The occasional power-hitting outfielder is not foreign to the KC Royals, but having two at once was infrequent until these two mashers came along.
From the franchise inception in 1969 until 1986 the KC Royals only had one outfield combination that hit 40 or more home runs in a season. That was Al Cowens and Amos Otis who hit exactly 40 while playing the outfield together in 1977.
The team was often constructed to be able to cover the vast acreage at Royals/Kauffman Stadium. Quick, speedy guys generally do not translate to high power numbers. In many instances, the team would be fortunate to have one outfielder reach double digits in bombs.
This all changed back in 1987. Danny Tartabull was acquired in a trade with the Seattle Mariners and he was coming off a monster rookie year. The Royals had also selected a certain Heisman Trophy winner who decided he would rather take a chance at baseball than play for the Tampa Bay Buccaneers who drafted him first overall in the 1986 NFL draft. Bo Jackson spent 53 games in Double-A before Kansas City promoted him to majors.
The magic clicked right away in 1987 as they combined to send 56 balls out of the park, still the most ever for two outfielders in Royals history. Not only did Tartabull hit 34 of those, but he also slashed .309/.390/.541 in one of the best individual seasons for Kansas City.
In 1988, Jackson improved from his rookie year cutting back on strikeouts, raising his batting average by 11 points, and falling short of leading the team in homers to Tartabull by one, 26 to 25. Those 51 combined blasts rank number three overall in team history for an outfield duo.
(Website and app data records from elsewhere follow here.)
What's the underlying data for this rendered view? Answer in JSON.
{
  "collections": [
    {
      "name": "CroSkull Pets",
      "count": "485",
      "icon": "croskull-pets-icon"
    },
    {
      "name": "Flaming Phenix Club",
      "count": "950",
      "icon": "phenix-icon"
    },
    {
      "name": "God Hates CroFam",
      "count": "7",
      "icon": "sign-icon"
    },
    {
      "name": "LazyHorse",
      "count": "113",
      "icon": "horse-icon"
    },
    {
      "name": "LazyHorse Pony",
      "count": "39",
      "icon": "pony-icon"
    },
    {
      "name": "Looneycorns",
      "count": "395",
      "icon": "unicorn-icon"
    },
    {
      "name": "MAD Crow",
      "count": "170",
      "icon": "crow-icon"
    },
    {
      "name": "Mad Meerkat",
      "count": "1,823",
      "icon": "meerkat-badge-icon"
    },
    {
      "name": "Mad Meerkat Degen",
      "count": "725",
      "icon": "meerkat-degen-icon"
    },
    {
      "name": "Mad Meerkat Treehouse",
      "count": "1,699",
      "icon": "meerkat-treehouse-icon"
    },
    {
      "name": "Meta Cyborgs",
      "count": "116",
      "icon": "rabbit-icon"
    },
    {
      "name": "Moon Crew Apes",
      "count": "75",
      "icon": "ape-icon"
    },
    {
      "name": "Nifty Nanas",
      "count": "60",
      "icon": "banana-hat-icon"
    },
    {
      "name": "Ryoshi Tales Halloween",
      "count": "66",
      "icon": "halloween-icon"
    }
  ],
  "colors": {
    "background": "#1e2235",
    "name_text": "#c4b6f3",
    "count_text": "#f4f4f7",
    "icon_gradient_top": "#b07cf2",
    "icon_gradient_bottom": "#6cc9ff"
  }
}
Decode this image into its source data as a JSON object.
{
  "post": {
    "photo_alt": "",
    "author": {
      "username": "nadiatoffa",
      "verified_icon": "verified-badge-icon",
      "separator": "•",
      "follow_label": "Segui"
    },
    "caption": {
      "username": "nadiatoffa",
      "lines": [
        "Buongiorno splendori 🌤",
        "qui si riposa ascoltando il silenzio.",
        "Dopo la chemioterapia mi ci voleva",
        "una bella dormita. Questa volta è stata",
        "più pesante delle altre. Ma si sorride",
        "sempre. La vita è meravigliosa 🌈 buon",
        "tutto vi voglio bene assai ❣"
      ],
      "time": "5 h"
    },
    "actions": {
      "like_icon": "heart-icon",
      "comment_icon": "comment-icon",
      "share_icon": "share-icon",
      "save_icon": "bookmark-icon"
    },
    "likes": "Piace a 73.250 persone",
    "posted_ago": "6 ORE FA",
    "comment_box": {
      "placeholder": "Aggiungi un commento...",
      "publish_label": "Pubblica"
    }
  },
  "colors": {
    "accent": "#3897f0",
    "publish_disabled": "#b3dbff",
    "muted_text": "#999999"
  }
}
Bo continued to grow his offensive skills crushing 32 blasts while bumping his average up another 10 points. Tartabull had an off-year only clubbing 18 homers and recording his worst OPS in the four-year stretch this tandem was together. Their total home run output in 1989 is the fourth-best in franchise history for outfielders.
The 1990 season saw another drop-off, mainly due to Tartabull only able to participate in 88 games. Jackson continued to smash the ball hitting another 28 dingers but the combined total of 43 was their lowest output ever.
Unfortunately, this is where this chapter in Royals’ history ends as Jackson would suffer a football injury that prompted Kansas City to release him before the 1991 season. He would play a handful of games with the White Sox that year before having hip surgery and did earn Comeback Player of the Year in 1993.
Tartabull returned to solid form the next season with his highest OPS+ ever of 171. He smashed 31 home runs and led the majors with a .593 slugging percentage in what would be his last season with the KC Royals.
It was a short window of success but in the four years Jackson and Tartabull roamed the outfield together, they showed they were beasts among men.